Provocative Questions: A "Cancer To-Do List"

Oncology & Biotech News, November 2013, Volume 7, Issue 11

In Partnership With:

Partner | Oncology Network Providers | <b>Regional Cancer Care Associates </b>

As we approach the end of the year, it is a reasonable time to reflect on what has been accomplished in cancer research and therapeutic development.

Andrew L. Pecora, MD

Editor-in-Chief of Oncology & Biotech News

Chief Innovations Officer, Professor, and Vice President of Cancer Services John Theurer Cancer Center at Hackensack University Medical Center

President, Regional Cancer Care Associates, LLC

As we approach the end of the year, it is a reasonable time to reflect on what has been accomplished in cancer research and therapeutic development. Over the past year, I have attempted to highlight the clinical, scientific, and business forces that together are molding the pace and direction of cancer discovery and care delivery. A recent article in the journal Science (2013;342[6157]:416-419) calls attention to the future direction of cancer discovery and care, and is deserving of your attention.

The article points out that, despite a shrinking budget, the current director of the National Cancer Institute (NCI), Noble Laureate Harold Varmus, MD, is responsible for setting the funding priorities and thus the direction of cancer research in the United States, with obvious global impact and continued expectations of advancement.

In addition to a Nobel Prize for the discovery of proto-oncogenes (awarded in 1989; Physiology/ Medicine) he would appear to be ideally suited for directing national funding based on his experience in directing the National Institutes of Health (1993-1999) and Memorial Sloan-Kettering Cancer Center (2000-2010)—not bad for someone who was an English major in college!

Under Dr Varmus’s leadership, the NCI launched the Provocative Question initiative. Over $35 million in grants have been awarded so far through the program, addressing a diverse group of questions broken into five categories. These include Cancer Prevention and Risk; Mechanisms of Tumor Development or Recurrence; Tumor Detection, Diagnosis, and Prognosis; Cancer Therapy and Outcomes; and Clinical Effectiveness.

These groups cover the gambit of human behavior, physiology, tumor biology, and intervention.
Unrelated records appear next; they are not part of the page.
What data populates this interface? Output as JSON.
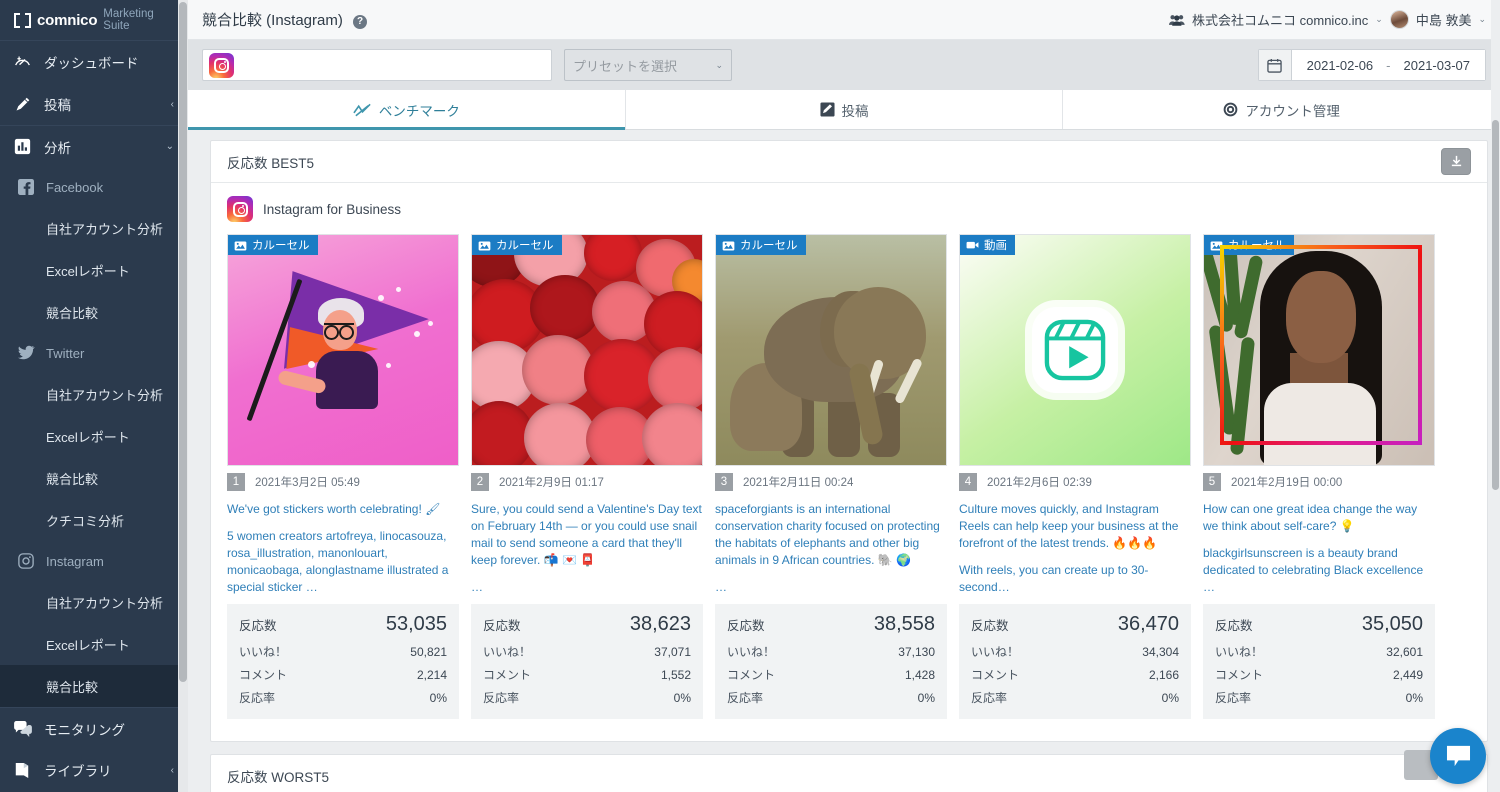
{
  "sidebar": {
    "brand": {
      "name": "comnico",
      "suite": "Marketing Suite"
    },
    "items": [
      {
        "label": "ダッシュボード",
        "icon": "gauge-icon",
        "chevron": ""
      },
      {
        "label": "投稿",
        "icon": "pencil-icon",
        "chevron": "‹"
      },
      {
        "label": "分析",
        "icon": "bar-chart-icon",
        "chevron": "⌄"
      }
    ],
    "groups": [
      {
        "label": "Facebook",
        "icon": "facebook-icon",
        "children": [
          "自社アカウント分析",
          "Excelレポート",
          "競合比較"
        ]
      },
      {
        "label": "Twitter",
        "icon": "twitter-icon",
        "children": [
          "自社アカウント分析",
          "Excelレポート",
          "競合比較",
          "クチコミ分析"
        ]
      },
      {
        "label": "Instagram",
        "icon": "instagram-icon",
        "children": [
          "自社アカウント分析",
          "Excelレポート",
          "競合比較"
        ]
      }
    ],
    "bottom": [
      {
        "label": "モニタリング",
        "icon": "chat-bubbles-icon",
        "chevron": ""
      },
      {
        "label": "ライブラリ",
        "icon": "book-icon",
        "chevron": "‹"
      }
    ],
    "active_child": "競合比較"
  },
  "header": {
    "title": "競合比較 (Instagram)",
    "help": "?",
    "org": "株式会社コムニコ comnico.inc",
    "user": "中島 敦美",
    "caret": "⌄"
  },
  "filters": {
    "account_value": "",
    "preset_placeholder": "プリセットを選択",
    "date_start": "2021-02-06",
    "date_sep": "-",
    "date_end": "2021-03-07"
  },
  "tabs": [
    {
      "label": "ベンチマーク",
      "icon": "trend-line-icon",
      "active": true
    },
    {
      "label": "投稿",
      "icon": "post-icon",
      "active": false
    },
    {
      "label": "アカウント管理",
      "icon": "account-gear-icon",
      "active": false
    }
  ],
  "best_panel": {
    "title": "反応数 BEST5",
    "download_icon": "download-icon",
    "account_name": "Instagram for Business",
    "stat_labels": {
      "reactions": "反応数",
      "likes": "いいね！",
      "comments": "コメント",
      "rate": "反応率"
    },
    "cards": [
      {
        "rank": "1",
        "badge": "カルーセル",
        "badge_icon": "carousel-icon",
        "date": "2021年3月2日 05:49",
        "caption_lines": [
          "We've got stickers worth celebrating! 🖌",
          "5 women creators artofreya, linocasouza, rosa_illustration, manonlouart, monicaobaga, alonglastname illustrated a special sticker …"
        ],
        "reactions": "53,035",
        "likes": "50,821",
        "comments": "2,214",
        "rate": "0%"
      },
      {
        "rank": "2",
        "badge": "カルーセル",
        "badge_icon": "carousel-icon",
        "date": "2021年2月9日 01:17",
        "caption_lines": [
          "Sure, you could send a Valentine's Day text on February 14th — or you could use snail mail to send someone a card that they'll keep forever. 📬 💌 📮",
          "…"
        ],
        "reactions": "38,623",
        "likes": "37,071",
        "comments": "1,552",
        "rate": "0%"
      },
      {
        "rank": "3",
        "badge": "カルーセル",
        "badge_icon": "carousel-icon",
        "date": "2021年2月11日 00:24",
        "caption_lines": [
          "spaceforgiants is an international conservation charity focused on protecting the habitats of elephants and other big animals in 9 African countries. 🐘 🌍",
          "…"
        ],
        "reactions": "38,558",
        "likes": "37,130",
        "comments": "1,428",
        "rate": "0%"
      },
      {
        "rank": "4",
        "badge": "動画",
        "badge_icon": "video-icon",
        "date": "2021年2月6日 02:39",
        "caption_lines": [
          "Culture moves quickly, and Instagram Reels can help keep your business at the forefront of the latest trends. 🔥🔥🔥",
          "With reels, you can create up to 30-second…"
        ],
        "reactions": "36,470",
        "likes": "34,304",
        "comments": "2,166",
        "rate": "0%"
      },
      {
        "rank": "5",
        "badge": "カルーセル",
        "badge_icon": "carousel-icon",
        "date": "2021年2月19日 00:00",
        "caption_lines": [
          "How can one great idea change the way we think about self-care? 💡",
          "blackgirlsunscreen is a beauty brand dedicated to celebrating Black excellence …"
        ],
        "reactions": "35,050",
        "likes": "32,601",
        "comments": "2,449",
        "rate": "0%"
      }
    ]
  },
  "worst_panel": {
    "title": "反応数 WORST5"
  },
  "colors": {
    "sidebar_bg": "#2b3a4d",
    "accent": "#3f96ad",
    "badge_blue": "#1c7cc4",
    "link_blue": "#2f7fb8",
    "chat_blue": "#1a84cc"
  }
}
Common to all the questions is why do cancers occur more commonly in some (Global Cancer) and respond to the same therapy differently. As one would expect, searching for molecular pathways that confer disease properties and sensitivities to therapy is core (The Cancer Genome Atlas). Of note is an emphasis on the human immune system, its state and the state of malignancy and response to therapy. The importance or lack thereof to early detection and the relevance of cancer stem-cell biology is addressed. In contrast, both patient behavior that relates to cancer cause and outcome and physician behavior that influences cancer outcomes and cost are addressed.

Included is the “needle-in-a-haystack” approach of calling out unusual and unexpected outcomes like complete response to therapy that usually are marginally effective (exceptional responders) to search for molecular signals that are predictive or even better drivers of the response (Unconventional Trial).

To use a Western metaphor, it would appear that Dr Varmus is circling the wagons around the entirety of cancer and plans to attack it from all directions. Having been an observer and participant of the cancer story since 1984, it is heartening to see the field now firing on all cylinders with the goal of President Nixon’s declaration of a War on Cancer entering its final chapter.